The title for this post is a a sanskrit equivalent for "Only the Truth will win". That is what many of us believed until recently. 'Satyam' in sanskrit means 'truth' and 'Satyam Computer Services' was a name that stood synonymous with growth, best practices and the IT revolution of India. 'Satyam' (as the company was fondly known) has put Hyderabad on the global IT map. Satyam stood for entrepreneurship, Satyam stood for truth. In fact it was a common saying that Hyderabad had two towers. 'The Charminar ' and 'Ramalinga Raju' and the latter founded Satyam.
The last few weeks have been far from good for both Satyam as well as for Ramalinga Raju. With the latter admitting on committing a fraudulent forgery of vital information, he is tonight in jail, and stands a very good chance of being judged to serve a jail term of 10 years.
The Satyam SCAM has set the bells ringing, across the world. Many companies who are known for their best practices, will soon come under the scanner. Investors will have to look beyond the performance parameters of a company. They may have to be well informed about the 'quality of earnings' as an independent decisive factor in making investments. All these issues have raised concerns in the minds of the average investor. The question is 'How can I trust the quality of a company's disclosed earnings?'
Many people have understandably misinterpreted that these tragic developments with SATYAM (or earlier with ENRON) have conclusively demonstrated the evils and the devils of the free market and liberalisation. It might seem to be inevitable to conclude that corporate failures of such natures negate the merits of free market. When corporate giants collapse, the earth shakes under them. Business confidence will lower. Investors may be wary. All these consequences are not good for the economy. If poor 'corporate governance' can cost the nation of its trust in the free markets, it is undoubtedly clear that measures need to be taken to ensure right standards of governance.

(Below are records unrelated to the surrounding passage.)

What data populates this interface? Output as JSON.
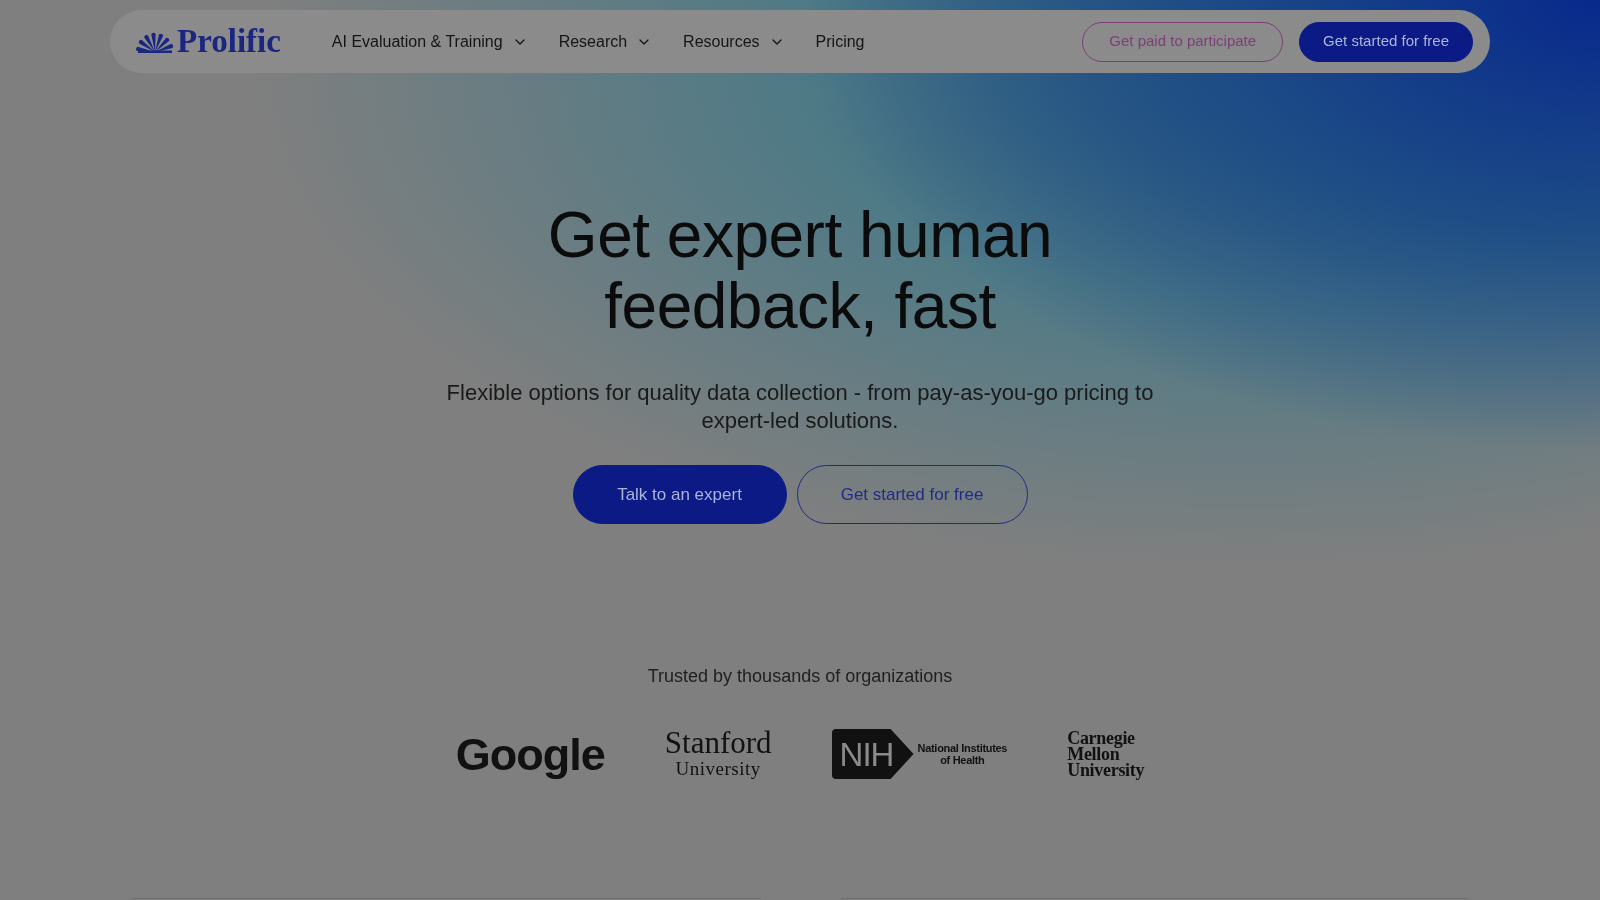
{
  "nav": {
    "logo": "Prolific",
    "items": [
      {
        "label": "AI Evaluation & Training",
        "dropdown": true
      },
      {
        "label": "Research",
        "dropdown": true
      },
      {
        "label": "Resources",
        "dropdown": true
      },
      {
        "label": "Pricing",
        "dropdown": false
      }
    ],
    "buttons": [
      {
        "label": "Get paid to participate",
        "kind": "outline"
      },
      {
        "label": "Get started for free",
        "kind": "filled"
      }
    ]
  },
  "hero": {
    "title": "Get expert human feedback, fast",
    "subtitle": "Flexible options for quality data collection - from pay-as-you-go pricing to expert-led solutions.",
    "buttons": [
      {
        "label": "Talk to an expert",
        "kind": "filled"
      },
      {
        "label": "Get started for free",
        "kind": "outline"
      }
    ]
  },
  "trusted": {
    "heading": "Trusted by thousands of organizations",
    "logos": [
      {
        "kind": "google",
        "wordmark": [
          "Google"
        ]
      },
      {
        "kind": "stanford",
        "wordmark": [
          "Stanford",
          "University"
        ]
      },
      {
        "kind": "nih",
        "badge": "NIH",
        "wordmark": [
          "National Institutes",
          "of Health"
        ]
      },
      {
        "kind": "cmu",
        "wordmark": [
          "Carnegie",
          "Mellon",
          "University"
        ]
      }
    ]
  }
}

The most easiest solution is not necessarily the right solution. Enacting more statutory laws , instilling more stringent checks to seal the crevices through with corporate malaise ooze may sound absolutely necessary.I do agree that more the laws and more the interference, lesser will be the chance of a fraud against a share holder. But I would like to point out that too much of a statutory intervention can lead to unnecessary bureaucracy and increase the complexity of operations and hence not serve the purpose of a free market.As the regulators enforce transparency, investors will have a flood of information that the companies would be forced to share with them. The volume of information made available can confuse shareholders or even hide the important facts, defeating the very purpose of transparency.
The problem here is akin to the problem of terrorism. and terrorism cannot be solved by increasing security services for all the citizens. (Read:You can't cure Terrorism with ASPIRIN ! ). Law can enforce order in a society. It cannot enforce values.Corporate governance-- unfortunately is a value. Corporate governance is not about the number of Board meetings convened, nor about the attendance report of the directors. It is not about certification by external auditors nor about the practices of the auditing firms . Corporate governance is about values and good citizenship. It is about the responsibility the corporate owes to the society that allows it to create wealth.
Apart from other things the fall of Satyam has proven a simple adage, that inspite of everything, no matter how long it takes "Truth shall prevail Victorious". "Satyam Eva Jayathe".